Roma Uvarov never set out to be a designer. The 22-year-old Moscow native tried his hand at photography, collage art, acting and PR before making his first collection of embroidered t-shirts at age 18 and finally finding his calling. Since then, he’s been called “the weirdest designer in Russia”, and if by “weird” you mean eclectic, kooky and downright kitsch, that’d be an apt description. Conceiving theatrical collections at the intersection of Soviet tradition and magical fanaticism, Uvarov’s designs are as put together as they are playful—daring without being try-hard, whimsical without being gimmicky. 

Debuting his SS20 collection at Moscow Manege earlier this month as part of Mercedes-Benz Fashion Week Russia, Uvarov marked himself as a unanimous one to watch. Sending floral prints, bellowing balloon sleeved shirts and exaggeratedly structured suits down the runway in a collection inspired by “bad taste” and “gypsy wedding chic”,  the designer encapsulated exactly the right side of so-garish-it’s-good. Balancing the DIY nature of patchwork with well thought-out fabrics and distinguished asymmetrical silhouettes, Uvarov’s latest offerings are designed to allow the wearer “to break into a run or a dance at any moment”—and this frivolity translates into a collection that’s just begging to be worn. 

What’s your first ever memory of engaging with fashion?

I remember admiring early Chanel fashion shows under Karl Lagerfeld. I was so inspired by the Paris-Bombay collection: the music, decorations, and the perfectly thoughtful luxury details—that’s how I began to love Chanel for their professionalism and for the fact that they stick to their DNA. I also loved Dior under Raf Simons—at that time Dior was a big breath of fresh air and excitement for me. 

How old were you when you learnt to sew? Who taught you?

Nobody ever taught me. At some point, I had an old sewing machine and started learning to collect small pieces of cloth into a patchwork. I’m not very good at sewing even now, I would say I’m not very good at sewing at all, but my love for detailed handicraft is still there.

You’ve been called “Russia’s weirdest designer”—how do you feel about that?

I don’t care what they say about me. I’ve never cared about opinions—they don’t stop me, they don’t hurt me. I only trust a narrow circle of people and colleagues in my workshop—those are the people whose opinions I listen to. 

The same article also describes your aesthetic as “Amish Loony Tunes”. If you had to use 3 words to sum up your aesthetic what would you say? 

Conceptuality, magic, eclecticism.
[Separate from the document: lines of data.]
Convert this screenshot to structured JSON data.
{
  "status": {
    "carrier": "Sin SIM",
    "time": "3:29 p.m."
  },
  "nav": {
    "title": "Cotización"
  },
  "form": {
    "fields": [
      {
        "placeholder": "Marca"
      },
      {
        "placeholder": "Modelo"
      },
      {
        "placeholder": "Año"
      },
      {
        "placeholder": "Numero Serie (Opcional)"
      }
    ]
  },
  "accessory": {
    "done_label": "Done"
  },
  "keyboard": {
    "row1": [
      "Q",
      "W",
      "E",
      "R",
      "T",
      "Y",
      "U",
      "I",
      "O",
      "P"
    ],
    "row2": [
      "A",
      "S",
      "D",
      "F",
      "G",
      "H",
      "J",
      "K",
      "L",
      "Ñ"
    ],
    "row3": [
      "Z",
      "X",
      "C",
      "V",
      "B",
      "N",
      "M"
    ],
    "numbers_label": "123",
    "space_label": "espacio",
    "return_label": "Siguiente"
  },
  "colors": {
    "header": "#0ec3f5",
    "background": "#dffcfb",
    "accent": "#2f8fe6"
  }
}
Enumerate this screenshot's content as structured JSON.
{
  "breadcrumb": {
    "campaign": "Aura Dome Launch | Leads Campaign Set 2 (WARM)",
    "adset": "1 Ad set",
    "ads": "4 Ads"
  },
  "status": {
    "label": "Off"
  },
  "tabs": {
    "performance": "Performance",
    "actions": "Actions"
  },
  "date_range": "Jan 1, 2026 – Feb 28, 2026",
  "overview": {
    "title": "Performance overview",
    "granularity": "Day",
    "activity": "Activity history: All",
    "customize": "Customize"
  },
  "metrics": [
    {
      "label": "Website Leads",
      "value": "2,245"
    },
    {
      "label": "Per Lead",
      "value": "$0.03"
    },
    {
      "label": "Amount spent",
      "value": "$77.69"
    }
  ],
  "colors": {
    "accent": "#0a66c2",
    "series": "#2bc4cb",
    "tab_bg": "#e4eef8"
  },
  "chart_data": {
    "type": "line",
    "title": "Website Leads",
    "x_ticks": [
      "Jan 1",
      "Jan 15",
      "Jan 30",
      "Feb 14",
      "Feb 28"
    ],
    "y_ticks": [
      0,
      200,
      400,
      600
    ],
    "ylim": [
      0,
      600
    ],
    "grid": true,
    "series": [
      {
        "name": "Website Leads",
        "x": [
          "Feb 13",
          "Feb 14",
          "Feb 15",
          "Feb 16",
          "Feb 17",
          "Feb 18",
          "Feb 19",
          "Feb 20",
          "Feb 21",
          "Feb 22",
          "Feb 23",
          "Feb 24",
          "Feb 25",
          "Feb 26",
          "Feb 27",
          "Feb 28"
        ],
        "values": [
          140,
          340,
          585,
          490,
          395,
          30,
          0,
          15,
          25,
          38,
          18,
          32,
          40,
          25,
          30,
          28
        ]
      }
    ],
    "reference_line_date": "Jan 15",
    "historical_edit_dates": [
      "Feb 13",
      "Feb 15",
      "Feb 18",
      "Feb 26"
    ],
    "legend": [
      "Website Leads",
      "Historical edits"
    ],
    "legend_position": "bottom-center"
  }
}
What did you want to achieve with this collection that you hadn’t been able to do before?

I always get everything I dream of. It’s not enough for me to just present my clothes on the runway, on the models. It is important for me that people feel the emotion, message and atmosphere of these clothes. So that when buying and putting on something from our collection, the client could feel the atmosphere and carry this message on himself.

Your show was performative, fun and unconventional—when did you first start playing with the dynamic aspect of the show?

For us, this is a very important aspect in the presentation of the collection. Emotions are something sincere: an energy and a message, a holiday, something that people need now. Everybody wants to be happy—when putting clothes on, they want to feel comfortable and positive. Such a presentation gives our clothes a certain energy and image—these positive characteristics.

What inspires you?

I’m inspired by everything that’s wrong to talk about, think about and tell. I love mysterious and unusual clothes, I love mysticism, I love aesthetics and atmosphere, the feeling of something magical, like when an energy bewitches, presses, and puts you into a trance. I love behind-the-scenes and secret things that I want to talk about through my collections…

What infuriates you?

I am very irritated by human stupidity and unprofessionalism, pathos and lack of taste, banality and indifferent attitude to work, as well as mass consumption and lack of freedom.

What’s been the biggest development for you as a designer since you started?

Every new project, every new collection develops me, teaches me. Because I started my own business from scratch, I couldn’t do anything and didn’t imagine working in the fashion industry. Now I have a good understanding of my business and a great sense of the industry and the fashion market as a whole. I have learned the main skills that a designer should have, and as I had previously studied to be a PR specialist, I have consolidated my existing knowledge a thousand times, learning a lot of pitfalls, details, chips and techniques.

In what way do you think Moscow helps and hinders your creativity?

Moscow is a big city with a large money turnover, with a lot of connections and opportunities—this is a plus. But I don’t like big cities where there are no plants or smiling people, I like calm and beauty, I’m not inspired by the huge carriageways, eternal cars and stone buildings, the subway. I love to go to an unknown village where people live very simply, enjoying nature, simple architecture, silence and humanity. I need a lot of natural light and air. In Moscow I like everything that is not dressed with pathos sauce!

Loading next Article